The agreement between Fed and the Kentucky Department of Agriculture was reached on Friday after the later agreed to drop a legal case filed in May over the acquisition of the hemp seeds.
According to the sources, the federal government has agreed that Kentucky’s process will control the cultivation and marketing of hemp, the non-intoxicating cousin of Marijuana.
Following the deal, the agriculture department will now file an application before the federal government seeking its permission for importing hemp seeds. Under the agreement, the fed will expedite the process for Kentucky’s plea and grant its approval for hemp seeds import at the earliest.

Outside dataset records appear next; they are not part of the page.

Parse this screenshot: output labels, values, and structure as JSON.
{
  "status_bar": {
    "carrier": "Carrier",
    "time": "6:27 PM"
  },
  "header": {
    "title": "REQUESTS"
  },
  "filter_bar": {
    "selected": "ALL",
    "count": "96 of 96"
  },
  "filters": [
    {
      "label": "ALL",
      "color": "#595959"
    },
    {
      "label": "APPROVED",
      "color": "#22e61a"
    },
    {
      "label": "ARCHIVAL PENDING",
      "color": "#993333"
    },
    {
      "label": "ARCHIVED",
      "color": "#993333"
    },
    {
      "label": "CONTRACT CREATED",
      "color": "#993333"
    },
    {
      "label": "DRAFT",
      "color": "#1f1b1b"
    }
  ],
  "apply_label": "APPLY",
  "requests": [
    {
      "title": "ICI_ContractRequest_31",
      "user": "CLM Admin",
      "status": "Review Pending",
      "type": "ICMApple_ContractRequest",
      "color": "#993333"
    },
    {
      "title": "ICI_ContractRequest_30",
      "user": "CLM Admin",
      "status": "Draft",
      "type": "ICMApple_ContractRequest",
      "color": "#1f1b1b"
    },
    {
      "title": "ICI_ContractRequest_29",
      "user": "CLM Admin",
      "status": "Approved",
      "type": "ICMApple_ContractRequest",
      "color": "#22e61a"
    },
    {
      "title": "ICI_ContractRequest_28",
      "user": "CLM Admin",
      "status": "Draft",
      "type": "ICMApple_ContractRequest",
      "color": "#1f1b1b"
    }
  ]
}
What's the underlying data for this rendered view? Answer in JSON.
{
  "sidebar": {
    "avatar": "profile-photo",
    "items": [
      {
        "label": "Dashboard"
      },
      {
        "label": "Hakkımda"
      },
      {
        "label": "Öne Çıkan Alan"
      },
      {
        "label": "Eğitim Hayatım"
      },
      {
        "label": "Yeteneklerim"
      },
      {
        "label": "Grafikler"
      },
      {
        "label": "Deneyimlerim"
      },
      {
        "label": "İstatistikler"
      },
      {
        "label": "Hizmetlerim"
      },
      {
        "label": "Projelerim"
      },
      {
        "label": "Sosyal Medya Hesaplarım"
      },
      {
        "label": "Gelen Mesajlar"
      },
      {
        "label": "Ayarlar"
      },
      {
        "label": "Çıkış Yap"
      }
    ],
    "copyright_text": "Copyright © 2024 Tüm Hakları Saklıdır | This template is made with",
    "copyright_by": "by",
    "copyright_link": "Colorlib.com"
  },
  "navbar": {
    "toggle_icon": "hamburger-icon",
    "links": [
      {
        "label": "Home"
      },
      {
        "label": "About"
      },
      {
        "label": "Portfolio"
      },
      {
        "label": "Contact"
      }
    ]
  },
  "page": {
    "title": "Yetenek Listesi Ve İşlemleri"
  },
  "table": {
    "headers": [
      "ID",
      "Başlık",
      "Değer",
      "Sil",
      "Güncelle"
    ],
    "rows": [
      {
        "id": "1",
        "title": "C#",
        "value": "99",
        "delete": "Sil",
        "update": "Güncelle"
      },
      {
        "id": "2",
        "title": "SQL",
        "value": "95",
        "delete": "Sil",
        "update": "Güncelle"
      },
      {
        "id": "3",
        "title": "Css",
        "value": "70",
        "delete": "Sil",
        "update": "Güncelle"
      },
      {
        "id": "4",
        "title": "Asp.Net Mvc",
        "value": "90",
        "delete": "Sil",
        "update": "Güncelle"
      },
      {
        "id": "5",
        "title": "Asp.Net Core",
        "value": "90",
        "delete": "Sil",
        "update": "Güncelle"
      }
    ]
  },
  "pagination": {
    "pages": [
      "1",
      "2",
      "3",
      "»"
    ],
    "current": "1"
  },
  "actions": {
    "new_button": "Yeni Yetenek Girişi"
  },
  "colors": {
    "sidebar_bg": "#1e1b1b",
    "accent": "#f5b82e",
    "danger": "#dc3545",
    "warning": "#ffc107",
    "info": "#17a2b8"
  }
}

“What we’ve learned is it will grow well in Kentucky. It yields a lot per acre. All the things that we predicted,” state Agriculture Commissioner James Comer said.

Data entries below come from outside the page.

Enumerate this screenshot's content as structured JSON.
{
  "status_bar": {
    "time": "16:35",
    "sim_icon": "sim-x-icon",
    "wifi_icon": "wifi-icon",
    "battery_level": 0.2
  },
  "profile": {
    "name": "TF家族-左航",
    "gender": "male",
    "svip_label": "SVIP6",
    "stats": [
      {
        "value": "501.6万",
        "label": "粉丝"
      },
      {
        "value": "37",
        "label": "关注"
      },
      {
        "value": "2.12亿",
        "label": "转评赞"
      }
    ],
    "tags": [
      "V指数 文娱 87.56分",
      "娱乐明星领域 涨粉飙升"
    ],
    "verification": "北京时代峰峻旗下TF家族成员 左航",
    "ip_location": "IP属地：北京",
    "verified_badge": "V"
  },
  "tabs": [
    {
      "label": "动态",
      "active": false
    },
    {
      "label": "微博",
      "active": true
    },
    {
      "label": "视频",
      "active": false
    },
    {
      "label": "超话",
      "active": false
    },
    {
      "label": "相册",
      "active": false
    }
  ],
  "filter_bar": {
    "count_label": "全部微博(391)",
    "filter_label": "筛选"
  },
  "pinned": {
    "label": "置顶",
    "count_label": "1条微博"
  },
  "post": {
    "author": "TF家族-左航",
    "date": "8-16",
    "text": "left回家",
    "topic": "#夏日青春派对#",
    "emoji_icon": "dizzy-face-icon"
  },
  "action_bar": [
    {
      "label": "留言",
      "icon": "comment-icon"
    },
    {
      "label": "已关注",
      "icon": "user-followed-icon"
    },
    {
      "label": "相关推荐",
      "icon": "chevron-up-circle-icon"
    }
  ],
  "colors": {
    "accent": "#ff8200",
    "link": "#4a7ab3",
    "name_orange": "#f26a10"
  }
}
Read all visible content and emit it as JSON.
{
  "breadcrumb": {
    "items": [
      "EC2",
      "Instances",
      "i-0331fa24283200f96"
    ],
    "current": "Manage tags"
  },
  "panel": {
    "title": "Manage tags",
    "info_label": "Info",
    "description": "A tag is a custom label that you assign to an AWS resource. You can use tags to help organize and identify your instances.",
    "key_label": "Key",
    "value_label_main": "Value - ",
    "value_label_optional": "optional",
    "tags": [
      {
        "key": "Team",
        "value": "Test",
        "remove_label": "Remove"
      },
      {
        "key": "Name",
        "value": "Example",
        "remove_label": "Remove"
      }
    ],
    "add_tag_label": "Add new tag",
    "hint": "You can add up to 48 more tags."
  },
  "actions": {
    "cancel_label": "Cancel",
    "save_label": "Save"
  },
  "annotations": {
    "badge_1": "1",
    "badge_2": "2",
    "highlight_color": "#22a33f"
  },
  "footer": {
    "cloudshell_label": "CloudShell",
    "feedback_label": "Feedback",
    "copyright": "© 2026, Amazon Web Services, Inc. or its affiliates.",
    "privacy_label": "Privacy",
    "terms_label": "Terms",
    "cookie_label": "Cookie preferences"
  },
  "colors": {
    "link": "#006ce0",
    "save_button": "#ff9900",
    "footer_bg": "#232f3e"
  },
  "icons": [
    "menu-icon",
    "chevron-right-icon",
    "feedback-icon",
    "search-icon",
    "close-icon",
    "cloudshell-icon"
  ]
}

In May, the Kentucky agriculture department has filed a lawsuit against several government agencies after the US customs officials detained the hemp seeds that were supposed to be imported to Kentucky in Louisville. The seeds were later distributed to private farmers and agricultural universities following their release in late May.
Since the release, several test plots have shown the hemp seeds to be hardy and fast growing. Experts say it has the potential to make easy money as it has several remarkable range of traditional uses including hemp milk, mulch, clothing, cooking oil, lotions and soap.
The roots of hemp seeds in Kentucky date back to pioneer days as it was also once a staple at many farms.
Cultivation of hemp, a kind of marijuana, without the permission of a federal agency was banned in 1970. According to the experts, both hemp and marijuana belong to the same species, Cannabis sativa. Hemp, however, contains a negligible amount of psychoactive compound THC.